Lending a Hand After Hurricane Sandy (Web Exclusive)
Dorian Skinner ’15 has several lasting memories from his spring break this March, but the one that stands out is of a woman joyfully weeping at his mere presence at her Oceanport, N.J., home. Skinner, one of 12 University of Scranton students volunteering in the blue-collar coastal town, could immediately sense he made the right decision to trade his mid-semester break for a five-day service trip to help others recover after Hurricane Sandy.
“We knew that we were being helpful and we knew that if we weren’t there, these people would have to do all this work themselves,” Skinner explains of his decision to volunteer. “That was a big motivator for everyone on the trip.” That motivation made the week of weeding, raking and clearing away debris feel, well, easy. “The whole time what we were doing didn’t feel like work,” adds the human resources major.
Organized by The University of Scranton’s Center for Service & Social Justice, the Oceanport trip was one of two Hurricane Sandy-related spring break excursions planned by the center. A second group visited and volunteered in Staten Island, N.Y., another hard hit coastal area. These two trips were in addition to three other spring break service trips spearheaded by the center, which sent students to New Orleans, La., Syracuse, N.Y., and Washington, D.C.
While the Hurricane Sandy trips were late additions to the center’s calendar – scheduling of service trips occurs months in advance – Lori Moran, assistant director of the Center for Service & Social Justice, explained the student interest demanded the add-ons. Furthermore, the center received several generous donations specifically allocated for Hurricane Sandy relief.
“It was very easy to fill the spots for the trips,” Moran says. “People on campus really wanted to help. And there were so many students from New York and New Jersey who applied and volunteered.”
One such student was Skinner, whose family lives in Monroe, N.Y., located an hour outside of New York City. While his hometown avoided serious damage from Sandy, he has vacationed and visited the New York and New Jersey coasts, and felt compelled to help.
“It was pretty shocking to see the damage,” Skinner recalls. “There would be areas where one side of the street would be fine, but the rest of the street would be destroyed. I remember one particular home that was pretty much gutted. It was a depressing scene because there were still pictures inside of the family that used to live there.”
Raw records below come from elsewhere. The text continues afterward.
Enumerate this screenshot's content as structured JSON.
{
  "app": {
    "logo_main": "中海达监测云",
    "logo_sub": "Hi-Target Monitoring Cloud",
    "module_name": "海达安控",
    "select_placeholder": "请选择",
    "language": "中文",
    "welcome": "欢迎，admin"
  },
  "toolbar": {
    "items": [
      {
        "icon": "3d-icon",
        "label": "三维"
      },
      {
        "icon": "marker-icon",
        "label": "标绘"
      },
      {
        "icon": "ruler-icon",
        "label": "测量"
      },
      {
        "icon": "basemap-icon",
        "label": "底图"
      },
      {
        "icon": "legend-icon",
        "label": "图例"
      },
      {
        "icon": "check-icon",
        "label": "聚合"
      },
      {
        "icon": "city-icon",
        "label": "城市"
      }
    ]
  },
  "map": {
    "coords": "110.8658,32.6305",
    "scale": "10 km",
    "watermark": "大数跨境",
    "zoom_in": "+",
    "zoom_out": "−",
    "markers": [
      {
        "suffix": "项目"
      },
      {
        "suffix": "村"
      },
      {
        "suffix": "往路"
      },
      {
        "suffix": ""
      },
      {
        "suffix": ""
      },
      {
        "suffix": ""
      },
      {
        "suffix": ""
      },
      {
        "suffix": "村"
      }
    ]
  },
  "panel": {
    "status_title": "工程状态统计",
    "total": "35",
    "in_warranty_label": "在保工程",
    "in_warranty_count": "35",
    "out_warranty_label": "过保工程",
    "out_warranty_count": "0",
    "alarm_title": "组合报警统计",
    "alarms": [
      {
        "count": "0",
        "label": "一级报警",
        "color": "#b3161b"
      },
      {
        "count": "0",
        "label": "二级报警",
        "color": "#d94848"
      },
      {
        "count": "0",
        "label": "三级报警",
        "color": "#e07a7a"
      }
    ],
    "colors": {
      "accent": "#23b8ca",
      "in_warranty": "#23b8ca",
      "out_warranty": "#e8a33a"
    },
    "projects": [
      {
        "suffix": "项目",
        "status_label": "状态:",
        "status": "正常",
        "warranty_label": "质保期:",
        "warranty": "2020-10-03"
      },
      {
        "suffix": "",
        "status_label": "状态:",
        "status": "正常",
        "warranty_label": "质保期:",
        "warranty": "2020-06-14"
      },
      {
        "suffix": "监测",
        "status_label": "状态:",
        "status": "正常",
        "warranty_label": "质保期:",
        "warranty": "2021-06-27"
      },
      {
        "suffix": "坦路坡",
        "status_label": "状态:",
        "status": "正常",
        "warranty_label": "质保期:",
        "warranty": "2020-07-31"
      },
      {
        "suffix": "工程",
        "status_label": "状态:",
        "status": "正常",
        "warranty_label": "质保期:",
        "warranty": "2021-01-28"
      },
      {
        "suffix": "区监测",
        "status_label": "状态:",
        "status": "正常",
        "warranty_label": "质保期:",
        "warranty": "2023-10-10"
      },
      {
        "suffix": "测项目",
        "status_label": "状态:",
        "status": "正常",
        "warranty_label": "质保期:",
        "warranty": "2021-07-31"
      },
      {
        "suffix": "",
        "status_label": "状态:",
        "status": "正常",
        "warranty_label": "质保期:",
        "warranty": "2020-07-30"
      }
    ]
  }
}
The stories of struggle and strife shared with the group were quite emotional, explained Anthony Cernera, director of The Royal Fund, who served as a trip chaperone with Michael Judge, assistant director of facilities operations at Scranton. One elderly Oceanport resident who didn’t evacuate during Sandy explained she was trapped in her crawl space for two days. Months later she was still struggling as her insurance money wasn’t enough to allow her to complete home renovations.
“At one house we visited, in fact the first house we showed up at, the woman ran out and gave all of us hugs and started crying,” says Cernera. “She said to us, ‘You don’t understand; everybody has forgotten about us already.’”
The outpouring of appreciation the University contingent received was often overwhelming, arriving in the form of waves, thumbs up, car horns and even a homemade banner that read, “Thank you to students at The University of Scranton.”
“There was a certain sense that just by us being there, it was a show of support that we cared,” Cernera says. “It was interesting for us on the trip because most of us came from towns just like this.”
Skinner said it felt like the entire town knew the group was visiting to help. That intimacy affected the students, he says, adding, “We actually got to know a lot of people in Oceanport, which was a big part of the experience.”
Equally important, says Skinner, was seeing the aftermath of Sandy in person. “Just getting away from everyday life, away from campus, and seeing something from a different perspective was important,” he says. “It helps you appreciate what you have.”